He didn’t cared whether the cocaine he was unloading was pure or not as long as the money was.
“It was pure greed that I was addicted to,” said Varnam, now 65. “It was in 1972. I started dancing with the devil. I became addicted to money. I didn’t care about the drugs, or drinking. I just brought the drugs in for distribution. I never sold it retail to dealers on the street.”
In 1988, Varnam avoided prison time on three dozen cocaine trafficking charges after helping investigators indict 70 others in the wide-reaching sting.
Four years later, though, he was sentenced to 35 years after pleading guilty to several breaking and entering charges.
Varnam left prison in 2001, and became “saved and baptized,” and soon was dedicating himself to creating his unique version of a “theme park”.

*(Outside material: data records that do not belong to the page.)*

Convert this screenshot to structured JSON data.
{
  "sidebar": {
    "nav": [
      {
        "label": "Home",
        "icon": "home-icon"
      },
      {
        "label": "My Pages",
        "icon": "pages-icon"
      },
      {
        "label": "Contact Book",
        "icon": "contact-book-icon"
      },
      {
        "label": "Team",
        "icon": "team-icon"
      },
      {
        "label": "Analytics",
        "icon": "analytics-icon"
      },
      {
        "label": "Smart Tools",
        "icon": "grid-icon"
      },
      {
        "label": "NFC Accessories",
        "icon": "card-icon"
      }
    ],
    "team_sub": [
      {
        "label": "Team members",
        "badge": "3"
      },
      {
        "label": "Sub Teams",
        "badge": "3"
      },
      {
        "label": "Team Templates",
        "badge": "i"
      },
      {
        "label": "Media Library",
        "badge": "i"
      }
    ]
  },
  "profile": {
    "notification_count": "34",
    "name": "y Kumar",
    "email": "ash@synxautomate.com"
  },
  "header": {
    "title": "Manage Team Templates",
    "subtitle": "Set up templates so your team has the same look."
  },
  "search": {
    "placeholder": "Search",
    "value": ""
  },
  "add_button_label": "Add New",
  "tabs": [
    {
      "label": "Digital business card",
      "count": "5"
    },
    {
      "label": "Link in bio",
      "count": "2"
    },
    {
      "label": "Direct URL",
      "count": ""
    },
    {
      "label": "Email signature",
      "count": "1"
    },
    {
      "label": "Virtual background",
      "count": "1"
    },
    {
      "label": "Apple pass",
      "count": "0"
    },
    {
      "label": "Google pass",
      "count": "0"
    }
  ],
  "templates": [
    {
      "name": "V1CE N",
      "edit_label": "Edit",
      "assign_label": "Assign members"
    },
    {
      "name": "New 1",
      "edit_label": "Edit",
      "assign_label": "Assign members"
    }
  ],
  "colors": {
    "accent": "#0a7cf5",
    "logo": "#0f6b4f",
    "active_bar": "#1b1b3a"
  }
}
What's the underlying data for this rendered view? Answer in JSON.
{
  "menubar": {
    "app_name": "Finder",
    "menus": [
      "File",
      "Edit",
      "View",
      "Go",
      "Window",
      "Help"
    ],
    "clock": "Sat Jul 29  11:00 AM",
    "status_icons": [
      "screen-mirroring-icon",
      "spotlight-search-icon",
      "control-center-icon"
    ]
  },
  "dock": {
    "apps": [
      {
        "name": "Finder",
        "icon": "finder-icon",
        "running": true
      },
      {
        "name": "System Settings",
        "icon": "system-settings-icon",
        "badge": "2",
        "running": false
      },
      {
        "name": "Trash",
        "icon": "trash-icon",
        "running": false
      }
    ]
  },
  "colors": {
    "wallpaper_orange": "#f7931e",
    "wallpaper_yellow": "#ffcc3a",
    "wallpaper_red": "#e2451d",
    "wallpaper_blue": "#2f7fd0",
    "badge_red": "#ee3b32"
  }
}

Varnam and his cornucopia of the bizarre has been the location for a movie “Don’t Know Yet”, the subject of a documentary “Another Man’s Treasure”, and an episode after of the television series when back in 2011 The History Channel’s “American Pickers” spent a day indulging their curiosity.
“They called two days before they came to tell me they were coming,” Dale said.
The cast and crew of “American Pickers” arrived in Brunswick County and spent more than 10 hours digging on Dale’s property.
“So many people had told them they had seen my stuff and told them they needed to check it out,” Dale said.
In the summertime his business attracts a lot of attention from out of town and out-of-state guests who drop in to see what his displays are all about and to hunt treasures.
“They did their history on me,” Dale said. “They knew I like to help people out. I try to help so many people to keep them from going down a bad road. I’ve been down that road. There is the old Dale and the new Dale. If you dance with the devil some day you have to pay the piper.”
Dale said he did sell them some items but the thing they wanted most he wasn’t ready to part with.
“They loved my old cars,” he said. “They really wanted the cars from ‘The Godfather.’ I have all the papers and they knew what they were. But I held on to my cars. I did promise to contact them if I sold them.”
They bought a few signs, flight jackets and little cars. Dale said he was pretty sure they bought things that won’t air simply because there is so much to look at.
Dale said the guys were really down to earth and he enjoyed spending the day with them. “I was proud to have them,” Dale said. “And proud they were here with the new Dale instead of the old one.”
These local beach prints perfect for decorating a home at the beach.
These Giclee museum quality prints by Artist & Author Miller Pope are perfect for the island living lifestyle. All of these prints are of paintings of scenes along the beautiful island beaches of North Carolina!
Miller Pope was born in South Carolina but spent most of his career during the “golden age of illustration” in the New York advertising and publishing arenas, after getting his start on the Marine Corps’ legendary Leatherneck magazine.
Miller studied figure drawing at the Corcoran School of Art in Washington, D.C., at the Art Students League in New York City.
His works have appeared on novel covers and in major magazines. He was elected to the Society of Illustrators in 1957.
With his wife, Helen, he moved south in the 1970s and worked to develop The Winds Resort Beach Club and Sea Trail Plantation on the Southeastern North Carolina coast.
Here are a few of Miller Pope’s Coastal North Carolina paintings. See all of Miller Pope’s Coastal prints in the Island Life NC Store here.
“If I wasn’t creating something, I’d go crazy. I’m happiest when I’m drawing, but now I find writing creative.”
Read our related article about the Miller Pope in our Island Life People section: The Life & Art Of Miller Pope
5×7 (Image 4×6 with white around and title).
8×10 (Image size 5×7 with white around and title).
11×14 (Image size 6×9 with white around and title).
16×20 (Image size 10×14 with white around and title).
18×24 (Image Size 12×18 with white around and title).
24×36 (Poster size) has a 20×32 image with 2” of white around the image containing the title.
All paper prints are titled and signed digitally by Miller Pope.